(Entries from a dataset of interfaces)
————————

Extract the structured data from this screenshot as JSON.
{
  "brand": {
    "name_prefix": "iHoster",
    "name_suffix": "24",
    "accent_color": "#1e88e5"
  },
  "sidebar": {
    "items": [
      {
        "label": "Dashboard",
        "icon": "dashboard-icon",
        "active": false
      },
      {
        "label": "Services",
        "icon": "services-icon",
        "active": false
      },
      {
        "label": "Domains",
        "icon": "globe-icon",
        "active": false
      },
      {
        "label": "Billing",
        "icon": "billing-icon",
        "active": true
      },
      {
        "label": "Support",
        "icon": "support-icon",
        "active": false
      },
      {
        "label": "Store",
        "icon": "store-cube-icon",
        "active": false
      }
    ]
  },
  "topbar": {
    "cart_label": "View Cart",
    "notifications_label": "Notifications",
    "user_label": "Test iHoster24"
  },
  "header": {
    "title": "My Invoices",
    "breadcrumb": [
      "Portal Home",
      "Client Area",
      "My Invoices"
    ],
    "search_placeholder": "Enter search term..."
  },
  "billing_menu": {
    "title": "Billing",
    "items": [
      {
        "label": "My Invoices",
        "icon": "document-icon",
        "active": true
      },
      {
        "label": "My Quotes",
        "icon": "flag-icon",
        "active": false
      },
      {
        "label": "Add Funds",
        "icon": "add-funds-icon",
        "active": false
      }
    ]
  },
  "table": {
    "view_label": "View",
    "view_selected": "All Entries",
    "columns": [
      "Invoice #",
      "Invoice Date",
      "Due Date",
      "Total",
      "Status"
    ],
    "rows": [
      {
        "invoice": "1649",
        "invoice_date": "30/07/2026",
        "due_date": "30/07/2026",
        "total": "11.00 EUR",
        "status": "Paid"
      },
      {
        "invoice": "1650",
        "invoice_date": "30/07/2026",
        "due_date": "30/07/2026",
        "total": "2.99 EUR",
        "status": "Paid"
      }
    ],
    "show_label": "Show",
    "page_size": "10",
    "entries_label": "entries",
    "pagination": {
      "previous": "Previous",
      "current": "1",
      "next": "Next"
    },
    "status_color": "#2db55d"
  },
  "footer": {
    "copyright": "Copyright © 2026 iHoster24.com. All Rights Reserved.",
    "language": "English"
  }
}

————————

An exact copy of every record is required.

Extract the structured data from this screenshot as JSON.
{
  "brand": {
    "name_prefix": "iHoster",
    "name_suffix": "24",
    "accent_color": "#1e88e5"
  },
  "sidebar": {
    "items": [
      {
        "label": "Dashboard",
        "icon": "dashboard-icon",
        "active": false
      },
      {
        "label": "Services",
        "icon": "services-icon",
        "active": false
      },
      {
        "label": "Domains",
        "icon": "globe-icon",
        "active": false
      },
      {
        "label": "Billing",
        "icon": "billing-icon",
        "active": true
      },
      {
        "label": "Support",
        "icon": "support-icon",
        "active": false
      },
      {
        "label": "Store",
        "icon": "store-cube-icon",
        "active": false
      }
    ]
  },
  "topbar": {
    "cart_label": "View Cart",
    "notifications_label": "Notifications",
    "user_label": "Test iHoster24"
  },
  "header": {
    "title": "My Invoices",
    "breadcrumb": [
      "Portal Home",
      "Client Area",
      "My Invoices"
    ],
    "search_placeholder": "Enter search term..."
  },
  "billing_menu": {
    "title": "Billing",
    "items": [
      {
        "label": "My Invoices",
        "icon": "document-icon",
        "active": true
      },
      {
        "label": "My Quotes",
        "icon": "flag-icon",
        "active": false
      },
      {
        "label": "Add Funds",
        "icon": "add-funds-icon",
        "active": false
      }
    ]
  },
  "table": {
    "view_label": "View",
    "view_selected": "All Entries",
    "columns": [
      "Invoice #",
      "Invoice Date",
      "Due Date",
      "Total",
      "Status"
    ],
    "rows": [
      {
        "invoice": "1649",
        "invoice_date": "30/07/2026",
        "due_date": "30/07/2026",
        "total": "11.00 EUR",
        "status": "Paid"
      },
      {
        "invoice": "1650",
        "invoice_date": "30/07/2026",
        "due_date": "30/07/2026",
        "total": "2.99 EUR",
        "status": "Paid"
      }
    ],
    "show_label": "Show",
    "page_size": "10",
    "entries_label": "entries",
    "pagination": {
      "previous": "Previous",
      "current": "1",
      "next": "Next"
    },
    "status_color": "#2db55d"
  },
  "footer": {
    "copyright": "Copyright © 2026 iHoster24.com. All Rights Reserved.",
    "language": "English"
  }
}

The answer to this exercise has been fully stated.